@Lance Young they are using escalator clause.. standard procedure in hot multiple offer environment.
if your a fix and flipper.. you will have a very hard time beating out a buy and hold investor.. it just is what it is.
market is saturated with wanna bee wholesalers and others that are able to close...
one thing you may want to do is look at the auction companies.. they weed out most wholesalers.. because you need bigger deposits just to bid and then usually a bigger NON refundable EM which is something most wholesalers won't do I never have an issue beating those guys out in this arena.. your up against other TRUE cash buyers though.
Thank you for the feedback, Jay. I'm a fix and flipper and can pay cash for about half of the deals I run across. That isn't helping when I'm up against seasoned wholesalers who have lots of folks who will pay more than me. I am finding out the hard way that I cannot beat a buy and hold investor. Your post only confirmed my suspicions.
You have a good point about auction companies.
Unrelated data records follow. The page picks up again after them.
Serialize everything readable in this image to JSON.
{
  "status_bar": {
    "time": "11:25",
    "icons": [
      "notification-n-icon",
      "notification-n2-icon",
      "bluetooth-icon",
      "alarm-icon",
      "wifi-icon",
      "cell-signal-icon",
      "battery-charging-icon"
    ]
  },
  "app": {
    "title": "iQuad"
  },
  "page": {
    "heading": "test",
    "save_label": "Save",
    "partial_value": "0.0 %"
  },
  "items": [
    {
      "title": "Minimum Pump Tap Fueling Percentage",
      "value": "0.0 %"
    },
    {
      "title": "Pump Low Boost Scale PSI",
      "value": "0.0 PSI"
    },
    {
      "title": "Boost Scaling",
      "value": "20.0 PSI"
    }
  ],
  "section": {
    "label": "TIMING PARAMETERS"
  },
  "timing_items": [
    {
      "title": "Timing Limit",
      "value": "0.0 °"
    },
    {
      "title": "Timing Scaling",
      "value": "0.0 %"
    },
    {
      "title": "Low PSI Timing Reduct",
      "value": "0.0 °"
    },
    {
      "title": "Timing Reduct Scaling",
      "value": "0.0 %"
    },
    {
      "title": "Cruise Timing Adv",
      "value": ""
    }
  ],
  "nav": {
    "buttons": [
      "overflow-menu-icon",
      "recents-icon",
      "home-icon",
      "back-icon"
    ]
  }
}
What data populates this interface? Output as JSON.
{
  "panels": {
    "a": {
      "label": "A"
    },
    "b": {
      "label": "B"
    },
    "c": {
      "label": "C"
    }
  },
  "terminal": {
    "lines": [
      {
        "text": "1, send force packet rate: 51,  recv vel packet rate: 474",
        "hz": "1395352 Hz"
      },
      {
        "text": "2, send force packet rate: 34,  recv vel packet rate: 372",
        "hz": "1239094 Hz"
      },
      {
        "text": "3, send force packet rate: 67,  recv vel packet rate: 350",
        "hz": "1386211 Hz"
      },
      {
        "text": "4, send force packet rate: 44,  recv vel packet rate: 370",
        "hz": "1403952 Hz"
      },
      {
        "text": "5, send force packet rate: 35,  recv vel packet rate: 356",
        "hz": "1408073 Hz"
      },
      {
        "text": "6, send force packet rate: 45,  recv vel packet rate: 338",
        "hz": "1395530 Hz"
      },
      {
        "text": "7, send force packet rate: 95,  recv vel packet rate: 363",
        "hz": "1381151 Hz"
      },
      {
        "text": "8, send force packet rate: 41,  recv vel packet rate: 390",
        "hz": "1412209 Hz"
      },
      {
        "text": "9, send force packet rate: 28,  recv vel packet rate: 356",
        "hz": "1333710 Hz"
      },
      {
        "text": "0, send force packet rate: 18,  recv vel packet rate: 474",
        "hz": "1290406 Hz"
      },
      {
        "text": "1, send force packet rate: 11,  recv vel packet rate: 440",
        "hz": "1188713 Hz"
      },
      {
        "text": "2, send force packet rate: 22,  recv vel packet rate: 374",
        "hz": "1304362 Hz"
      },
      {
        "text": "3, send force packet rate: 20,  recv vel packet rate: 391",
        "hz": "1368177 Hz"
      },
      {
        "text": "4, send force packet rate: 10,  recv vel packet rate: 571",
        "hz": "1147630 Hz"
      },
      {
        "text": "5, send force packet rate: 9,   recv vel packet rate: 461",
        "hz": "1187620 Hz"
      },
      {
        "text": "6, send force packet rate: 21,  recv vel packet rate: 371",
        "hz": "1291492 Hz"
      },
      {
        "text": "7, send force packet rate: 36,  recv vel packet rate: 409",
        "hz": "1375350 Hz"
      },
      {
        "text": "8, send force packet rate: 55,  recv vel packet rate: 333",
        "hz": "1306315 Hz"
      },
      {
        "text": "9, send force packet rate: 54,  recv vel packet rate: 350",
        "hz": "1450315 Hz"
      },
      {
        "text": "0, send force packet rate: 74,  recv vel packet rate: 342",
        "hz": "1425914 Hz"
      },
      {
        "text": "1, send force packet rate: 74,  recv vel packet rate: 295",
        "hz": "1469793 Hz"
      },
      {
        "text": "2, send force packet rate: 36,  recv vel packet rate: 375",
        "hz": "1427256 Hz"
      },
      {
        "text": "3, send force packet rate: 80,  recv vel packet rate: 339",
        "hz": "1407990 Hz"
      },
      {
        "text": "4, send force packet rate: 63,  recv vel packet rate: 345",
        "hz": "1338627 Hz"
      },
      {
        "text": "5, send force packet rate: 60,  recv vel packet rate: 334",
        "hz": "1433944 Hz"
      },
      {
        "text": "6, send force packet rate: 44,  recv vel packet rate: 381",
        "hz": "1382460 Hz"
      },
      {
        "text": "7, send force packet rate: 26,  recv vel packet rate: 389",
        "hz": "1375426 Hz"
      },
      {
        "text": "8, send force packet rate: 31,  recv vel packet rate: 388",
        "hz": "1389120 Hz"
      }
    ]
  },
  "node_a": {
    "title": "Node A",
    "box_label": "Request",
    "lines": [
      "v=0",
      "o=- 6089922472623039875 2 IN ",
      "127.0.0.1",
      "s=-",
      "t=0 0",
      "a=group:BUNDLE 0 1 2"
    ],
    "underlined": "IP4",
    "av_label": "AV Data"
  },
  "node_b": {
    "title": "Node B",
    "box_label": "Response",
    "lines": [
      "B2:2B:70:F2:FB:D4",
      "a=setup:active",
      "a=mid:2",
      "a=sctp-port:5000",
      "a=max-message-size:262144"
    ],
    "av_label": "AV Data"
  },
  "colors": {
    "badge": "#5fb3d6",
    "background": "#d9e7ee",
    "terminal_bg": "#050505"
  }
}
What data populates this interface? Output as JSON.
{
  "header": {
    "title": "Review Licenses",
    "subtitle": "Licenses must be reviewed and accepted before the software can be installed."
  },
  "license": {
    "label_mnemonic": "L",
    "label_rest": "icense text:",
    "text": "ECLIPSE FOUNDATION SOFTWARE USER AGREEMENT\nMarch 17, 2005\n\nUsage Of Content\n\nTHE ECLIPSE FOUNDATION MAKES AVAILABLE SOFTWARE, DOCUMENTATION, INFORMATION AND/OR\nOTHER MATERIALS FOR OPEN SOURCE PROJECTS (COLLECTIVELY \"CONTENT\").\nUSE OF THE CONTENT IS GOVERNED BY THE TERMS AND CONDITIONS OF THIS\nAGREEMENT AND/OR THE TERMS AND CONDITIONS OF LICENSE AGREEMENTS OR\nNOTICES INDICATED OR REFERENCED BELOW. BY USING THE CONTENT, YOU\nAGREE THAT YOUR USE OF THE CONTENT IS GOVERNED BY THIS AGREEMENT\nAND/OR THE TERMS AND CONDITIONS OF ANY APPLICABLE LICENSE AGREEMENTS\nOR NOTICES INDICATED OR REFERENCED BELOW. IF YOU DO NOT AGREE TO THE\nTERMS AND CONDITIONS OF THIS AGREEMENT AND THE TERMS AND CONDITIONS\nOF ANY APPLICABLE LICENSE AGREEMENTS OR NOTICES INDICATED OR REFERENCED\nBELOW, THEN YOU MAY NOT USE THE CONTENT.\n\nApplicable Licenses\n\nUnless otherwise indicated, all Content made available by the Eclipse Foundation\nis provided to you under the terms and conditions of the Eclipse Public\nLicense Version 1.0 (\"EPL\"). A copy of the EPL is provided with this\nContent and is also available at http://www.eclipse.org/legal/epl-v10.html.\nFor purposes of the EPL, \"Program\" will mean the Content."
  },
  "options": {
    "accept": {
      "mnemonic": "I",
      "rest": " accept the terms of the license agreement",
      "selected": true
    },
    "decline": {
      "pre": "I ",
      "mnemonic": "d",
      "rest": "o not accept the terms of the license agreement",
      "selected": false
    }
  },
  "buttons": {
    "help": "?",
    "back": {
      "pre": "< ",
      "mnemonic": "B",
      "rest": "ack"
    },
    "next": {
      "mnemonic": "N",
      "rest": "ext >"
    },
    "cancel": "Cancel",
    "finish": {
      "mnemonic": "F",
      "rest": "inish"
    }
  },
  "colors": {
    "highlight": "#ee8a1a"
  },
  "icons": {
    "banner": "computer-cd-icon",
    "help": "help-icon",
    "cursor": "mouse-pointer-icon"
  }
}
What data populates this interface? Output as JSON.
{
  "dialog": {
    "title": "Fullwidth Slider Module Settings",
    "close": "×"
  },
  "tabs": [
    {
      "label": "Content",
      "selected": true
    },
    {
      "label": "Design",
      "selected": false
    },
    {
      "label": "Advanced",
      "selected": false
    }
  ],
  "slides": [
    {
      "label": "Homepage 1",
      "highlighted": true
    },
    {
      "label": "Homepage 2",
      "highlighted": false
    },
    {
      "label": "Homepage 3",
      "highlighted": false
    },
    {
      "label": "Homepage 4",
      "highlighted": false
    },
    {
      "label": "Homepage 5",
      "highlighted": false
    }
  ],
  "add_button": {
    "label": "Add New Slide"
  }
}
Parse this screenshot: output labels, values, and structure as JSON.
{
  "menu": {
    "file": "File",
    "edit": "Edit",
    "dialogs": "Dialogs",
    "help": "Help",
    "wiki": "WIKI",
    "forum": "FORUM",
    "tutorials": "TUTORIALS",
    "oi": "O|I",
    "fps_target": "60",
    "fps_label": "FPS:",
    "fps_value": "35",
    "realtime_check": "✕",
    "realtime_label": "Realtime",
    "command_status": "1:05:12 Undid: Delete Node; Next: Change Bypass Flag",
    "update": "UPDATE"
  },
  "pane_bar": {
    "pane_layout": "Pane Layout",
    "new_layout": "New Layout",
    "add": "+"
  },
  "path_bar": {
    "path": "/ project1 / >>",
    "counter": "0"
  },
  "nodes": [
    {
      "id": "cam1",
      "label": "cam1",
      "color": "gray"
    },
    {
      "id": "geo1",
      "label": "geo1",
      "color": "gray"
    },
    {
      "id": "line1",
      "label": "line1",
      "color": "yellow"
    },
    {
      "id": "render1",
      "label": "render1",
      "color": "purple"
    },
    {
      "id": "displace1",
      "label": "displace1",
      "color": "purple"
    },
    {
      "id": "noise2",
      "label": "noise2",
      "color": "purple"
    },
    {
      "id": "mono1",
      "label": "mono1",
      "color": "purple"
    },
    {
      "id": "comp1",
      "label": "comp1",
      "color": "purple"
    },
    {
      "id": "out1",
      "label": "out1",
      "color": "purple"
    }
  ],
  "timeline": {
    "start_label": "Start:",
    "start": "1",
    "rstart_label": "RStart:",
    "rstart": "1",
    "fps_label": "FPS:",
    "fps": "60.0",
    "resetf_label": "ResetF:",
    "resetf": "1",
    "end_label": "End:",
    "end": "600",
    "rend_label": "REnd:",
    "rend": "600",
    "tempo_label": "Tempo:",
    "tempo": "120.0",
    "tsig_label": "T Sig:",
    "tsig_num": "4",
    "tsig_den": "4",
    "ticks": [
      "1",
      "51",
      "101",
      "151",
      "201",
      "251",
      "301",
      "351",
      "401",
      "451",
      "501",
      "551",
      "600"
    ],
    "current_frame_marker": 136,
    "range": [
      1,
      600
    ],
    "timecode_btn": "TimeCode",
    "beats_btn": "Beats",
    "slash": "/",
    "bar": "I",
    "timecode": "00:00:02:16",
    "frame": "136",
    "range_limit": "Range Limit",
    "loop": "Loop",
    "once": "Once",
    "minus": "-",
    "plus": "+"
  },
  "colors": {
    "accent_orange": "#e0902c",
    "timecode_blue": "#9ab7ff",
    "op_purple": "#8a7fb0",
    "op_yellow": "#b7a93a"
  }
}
I've never tried them because I thought it would be a much more competitive arena since the companies advertise heavily and have hundreds or maybe thousands of investors looking at their auction properties. Have you purchased properties through auction companies?
Brian, thank you for the good advice. I have been a fix and flipper for years. Recently, I've decided I need to get into wholesaling because I keep getting outbid by wholesalers who have high-paying buyers. Paying too much for a property runs contrary to everything I've learned about real estate investing. I've been putting my efforts into improving the way I find deals and have not put any effort into creating a buyers list. I was going to wait until I found a good deal that I could make money on before finding buyers. I figured that if I could not find a buyer for the wholesale deal that I would do the deal myself.
Your post woke me up to the fact that I need a high-paying buyers list so I can then make higher offers and remain competitive. My biggest fear is what if you get an offer accepted at a relatively high percentage on the dollar and cannot find a buyer? For example, last week I made an offer to an executor for a townhouse that had a fair market value of $230k. It needed $20k-$25k in renovations. I offered $170k. Later that day the executor texted me that he had accepted a higher offer. I had good rapport with him so he told me what all the other offers were. $160k, 170k (my offer), 175k and 178k. He countered the $178k offer with $180k and the wholesaler accepted and agreed to pay $180k. That's 78% of fair market value! I was left shaking my head in disbelief and wondering how I was going to continue making a living in real estate! At that price a fix and flip investor would be lucky to make $5,000. And that's IF everything goes right and you don't go over budget on the renovation. I am guessing that the wholesaler has a buy and hold investor because it doesn't make sense otherwise.